▸ How to complete this task
For the data below, report only the number of lines containing the string "triangle".

START Records

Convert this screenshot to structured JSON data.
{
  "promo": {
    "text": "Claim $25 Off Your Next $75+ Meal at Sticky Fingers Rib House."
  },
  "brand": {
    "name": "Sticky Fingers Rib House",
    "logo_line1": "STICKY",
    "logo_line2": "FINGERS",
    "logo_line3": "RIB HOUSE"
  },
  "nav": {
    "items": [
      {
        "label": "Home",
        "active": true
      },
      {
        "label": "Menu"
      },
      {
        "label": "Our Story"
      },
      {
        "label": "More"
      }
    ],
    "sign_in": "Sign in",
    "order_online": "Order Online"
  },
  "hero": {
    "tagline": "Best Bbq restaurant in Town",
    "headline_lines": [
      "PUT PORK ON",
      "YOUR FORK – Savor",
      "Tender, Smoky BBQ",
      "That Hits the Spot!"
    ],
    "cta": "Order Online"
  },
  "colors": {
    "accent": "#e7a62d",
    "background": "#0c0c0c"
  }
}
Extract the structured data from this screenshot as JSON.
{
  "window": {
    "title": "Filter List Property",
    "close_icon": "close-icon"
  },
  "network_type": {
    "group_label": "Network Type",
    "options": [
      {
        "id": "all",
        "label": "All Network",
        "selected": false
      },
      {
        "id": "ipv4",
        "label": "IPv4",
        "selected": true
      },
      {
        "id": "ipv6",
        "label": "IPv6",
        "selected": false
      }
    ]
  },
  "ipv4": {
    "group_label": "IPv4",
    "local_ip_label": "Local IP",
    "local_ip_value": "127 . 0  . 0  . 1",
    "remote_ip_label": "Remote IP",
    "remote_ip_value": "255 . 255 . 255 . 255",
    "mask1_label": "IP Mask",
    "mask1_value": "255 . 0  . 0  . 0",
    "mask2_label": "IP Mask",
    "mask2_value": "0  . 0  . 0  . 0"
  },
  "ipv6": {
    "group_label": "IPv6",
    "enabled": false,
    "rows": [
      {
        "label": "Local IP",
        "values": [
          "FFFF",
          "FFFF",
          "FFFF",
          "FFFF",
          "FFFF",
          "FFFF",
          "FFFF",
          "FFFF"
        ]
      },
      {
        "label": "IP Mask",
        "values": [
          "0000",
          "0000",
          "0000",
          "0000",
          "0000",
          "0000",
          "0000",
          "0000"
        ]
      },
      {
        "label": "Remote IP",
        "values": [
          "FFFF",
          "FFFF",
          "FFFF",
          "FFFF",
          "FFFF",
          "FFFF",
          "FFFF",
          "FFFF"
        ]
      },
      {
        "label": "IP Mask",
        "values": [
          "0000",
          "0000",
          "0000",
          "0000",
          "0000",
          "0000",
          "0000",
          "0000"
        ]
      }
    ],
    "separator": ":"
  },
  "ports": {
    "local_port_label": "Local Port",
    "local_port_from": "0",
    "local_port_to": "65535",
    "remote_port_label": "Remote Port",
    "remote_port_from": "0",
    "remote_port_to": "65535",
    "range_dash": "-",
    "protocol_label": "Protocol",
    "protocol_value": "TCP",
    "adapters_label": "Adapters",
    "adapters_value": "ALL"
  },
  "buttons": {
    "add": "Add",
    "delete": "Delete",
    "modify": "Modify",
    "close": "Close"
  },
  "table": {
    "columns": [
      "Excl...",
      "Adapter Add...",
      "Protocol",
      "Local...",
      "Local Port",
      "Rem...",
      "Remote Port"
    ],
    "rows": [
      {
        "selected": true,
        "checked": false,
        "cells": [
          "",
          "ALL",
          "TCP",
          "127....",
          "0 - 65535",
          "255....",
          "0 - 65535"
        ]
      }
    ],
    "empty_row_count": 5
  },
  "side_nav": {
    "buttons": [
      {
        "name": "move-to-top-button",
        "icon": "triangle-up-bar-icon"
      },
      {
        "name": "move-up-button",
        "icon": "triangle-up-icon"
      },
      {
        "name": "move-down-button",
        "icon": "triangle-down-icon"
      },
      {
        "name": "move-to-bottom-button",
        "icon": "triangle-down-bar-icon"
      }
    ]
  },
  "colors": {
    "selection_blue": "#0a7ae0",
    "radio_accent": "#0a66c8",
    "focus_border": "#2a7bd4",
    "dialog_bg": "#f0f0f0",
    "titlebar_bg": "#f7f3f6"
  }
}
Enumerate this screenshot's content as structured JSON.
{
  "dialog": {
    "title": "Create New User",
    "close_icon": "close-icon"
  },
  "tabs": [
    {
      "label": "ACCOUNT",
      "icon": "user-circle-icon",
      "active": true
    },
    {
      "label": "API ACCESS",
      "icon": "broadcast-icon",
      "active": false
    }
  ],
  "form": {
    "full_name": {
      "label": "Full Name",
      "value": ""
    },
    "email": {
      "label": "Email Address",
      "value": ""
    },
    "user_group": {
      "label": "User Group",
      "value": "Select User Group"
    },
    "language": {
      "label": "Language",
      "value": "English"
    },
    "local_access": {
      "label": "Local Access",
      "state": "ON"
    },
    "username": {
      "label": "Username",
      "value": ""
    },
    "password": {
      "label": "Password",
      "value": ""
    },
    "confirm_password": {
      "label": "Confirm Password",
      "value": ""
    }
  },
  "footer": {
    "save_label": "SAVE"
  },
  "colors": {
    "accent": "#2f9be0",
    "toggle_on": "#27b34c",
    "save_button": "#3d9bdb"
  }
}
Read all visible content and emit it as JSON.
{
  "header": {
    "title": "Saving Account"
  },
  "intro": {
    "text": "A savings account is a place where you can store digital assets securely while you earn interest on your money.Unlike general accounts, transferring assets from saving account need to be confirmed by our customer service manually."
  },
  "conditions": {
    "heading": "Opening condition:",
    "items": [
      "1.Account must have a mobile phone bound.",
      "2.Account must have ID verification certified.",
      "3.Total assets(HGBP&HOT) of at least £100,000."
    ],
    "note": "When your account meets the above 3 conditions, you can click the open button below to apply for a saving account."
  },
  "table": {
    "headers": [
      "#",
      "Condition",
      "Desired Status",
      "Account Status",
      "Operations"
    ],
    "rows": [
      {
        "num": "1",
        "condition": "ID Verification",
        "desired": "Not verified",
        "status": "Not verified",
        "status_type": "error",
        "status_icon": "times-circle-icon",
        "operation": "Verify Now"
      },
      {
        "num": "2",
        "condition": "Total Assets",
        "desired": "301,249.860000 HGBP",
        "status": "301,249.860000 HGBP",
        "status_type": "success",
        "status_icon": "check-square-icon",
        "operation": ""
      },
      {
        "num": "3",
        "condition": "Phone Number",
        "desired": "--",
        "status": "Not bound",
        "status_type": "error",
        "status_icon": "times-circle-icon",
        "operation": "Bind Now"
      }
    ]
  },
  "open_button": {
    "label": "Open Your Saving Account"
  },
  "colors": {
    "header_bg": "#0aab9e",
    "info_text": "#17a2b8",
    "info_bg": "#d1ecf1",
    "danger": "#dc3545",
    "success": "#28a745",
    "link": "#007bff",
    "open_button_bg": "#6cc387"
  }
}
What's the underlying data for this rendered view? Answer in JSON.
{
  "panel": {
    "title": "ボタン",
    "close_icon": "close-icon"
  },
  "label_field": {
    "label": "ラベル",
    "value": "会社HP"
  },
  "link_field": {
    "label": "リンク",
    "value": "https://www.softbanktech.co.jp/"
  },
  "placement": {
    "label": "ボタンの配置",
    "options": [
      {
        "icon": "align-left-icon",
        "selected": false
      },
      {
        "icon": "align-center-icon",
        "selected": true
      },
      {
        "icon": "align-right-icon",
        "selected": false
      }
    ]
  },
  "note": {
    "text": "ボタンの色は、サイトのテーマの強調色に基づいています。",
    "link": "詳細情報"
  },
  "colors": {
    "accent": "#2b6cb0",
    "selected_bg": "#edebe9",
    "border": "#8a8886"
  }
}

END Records

▸ The completed task
4